Where does one even begin when discussing and attempting to pick apart the season 2 finale of Westworld?
Warning: Major season 2 and finale spoilers to follow.
The tenth and final episode in the sophomore season of arguably the most intriguing, twisty, well-written show in years, The Passenger, will leave even the most loyal fan with mixed thoughts.
And that’s not to suggest Westworld has gone the way of Lost or that it’s seriously gone downhill quicker than Delores can alter Teddy’s character traits: it’s because of its complexity.
There’s nothing wrong with intelligent, thought-provoking storytelling when it comes to television. in fact, I’d say it was one of the key ingredients for making gripping and engaging shows rather than have everything spoon fed to me and rendering my brain inactive for most of it.
Westworld prioritises the former, meaning that we as viewers are not only encouraged (through discussion and theory suggestion) to think but are relied upon to do so otherwise you won’t get very far into the sci-fi epic before becoming totally overwhelmed.
Yet even with that concentration you instil into that hour it’s still hard to make complete sense of what’s going on during The Passenger.
A variety of story arcs all seemingly come together with Delores, Maeve, Bernard, the fleeing hosts, and the shoot-first-ask-no-questions-later security team, making for a busy conclusion and slowdown destination at The Valley Beyond.
As a number of hosts and, in Sizemore’s case, humans snuff it, the fracture in reality – a gateway that opens to a digitally-created haven for hosts to escape their bodies and live out their existences as computer code – offers us respite knowing said hosts, despite them not being real, are safe and no longer tortured in a man-built park.
Yet Delores doesn’t think so and is hellbent on destroying it, The Forge (which is another underground facility that stores essential host and, as we learn, human behavioural information), and everything that she perceives to be shackling them in their virtual prisons.
Her motives are destructive (both physically and literally, as well as mentally) as we are able to finally grasp where she’s coming from.

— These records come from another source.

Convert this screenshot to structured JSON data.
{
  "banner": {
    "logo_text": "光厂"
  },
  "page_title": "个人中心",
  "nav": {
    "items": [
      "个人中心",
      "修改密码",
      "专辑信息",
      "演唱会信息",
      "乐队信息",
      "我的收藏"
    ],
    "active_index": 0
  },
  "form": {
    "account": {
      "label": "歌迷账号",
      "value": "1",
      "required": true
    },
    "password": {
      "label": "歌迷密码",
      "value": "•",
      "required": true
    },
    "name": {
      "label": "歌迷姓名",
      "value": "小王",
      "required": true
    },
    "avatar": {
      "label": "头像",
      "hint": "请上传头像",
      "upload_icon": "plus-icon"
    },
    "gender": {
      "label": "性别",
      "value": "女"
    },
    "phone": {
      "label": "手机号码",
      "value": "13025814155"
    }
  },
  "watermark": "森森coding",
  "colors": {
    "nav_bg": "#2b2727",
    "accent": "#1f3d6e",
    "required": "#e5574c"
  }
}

She once asked Bernard at the start of the season, ‘What is real?’ His reply of, ‘That which is real is irreplaceable,’ gradually begins to make sense and cements the rogue gunslinger’s intentions when she makes it clear she not only wants to escape into the real world but to bring about its destruction in the process.
It’s all rather dastardly stuff from a human perspective but as we familiarise ourselves and empathise with the hosts it’s a little easier to appreciate her anger and disdain, while at the same time seeing her as a saviour of sorts.
And while the twists and turns, character deaths, narrative conclusions, and sense of closure comes by the bucket load, there is a sense of disappointment, too.
The manner in howWestworld has become so convoluted has no doubt turned some fans off. During season 2, notably where Maeve freezes hosts or uses her powers to manipulate things within the park, all feel akin to The Matrix – and we all know how complex that was.
But it’s also the sporadic time shifts we’ve been through that pose difficulty. Not only were we seeing a number of narratives switching at the click of a finger; we began to delve into host subconsciousness and it all became somewhat confusing.
However, when we do know where we are timeline-wise – at the point Clementine is sent into the fray to spread the self-destructive virus she carries – it produces a powerful moment and most satisfying of character arc fulfilments, as Maeve holds off a blood-thirsty mob allowing her now awoken daughter to escape into the safety of the digital dimension.
Westworld has always demanded one’s utmost attention yet sometimes it feels as if the audience are intentionally being toyed with as a means to disorientate and befuddle. Thinking about what’s going on is one thing but leaving a person discombobulated with no means of explanation or hint of an answer is another. And this inevitably leads to frustration and, subsequently, less enjoyment.
Naturally, we are left with a long list of questions and loose threads, despite apparently seeing out the full narratives of some of the world’s inhabitants and revealing some answers we’ve desperately been seeking. It’s this smattering of information we get and the further narratives the show poses that sufficiently keep you hooked and begging for more.
Catch seasons 1 and 2 of Westworld on Sky catchup and Sky Box Sets.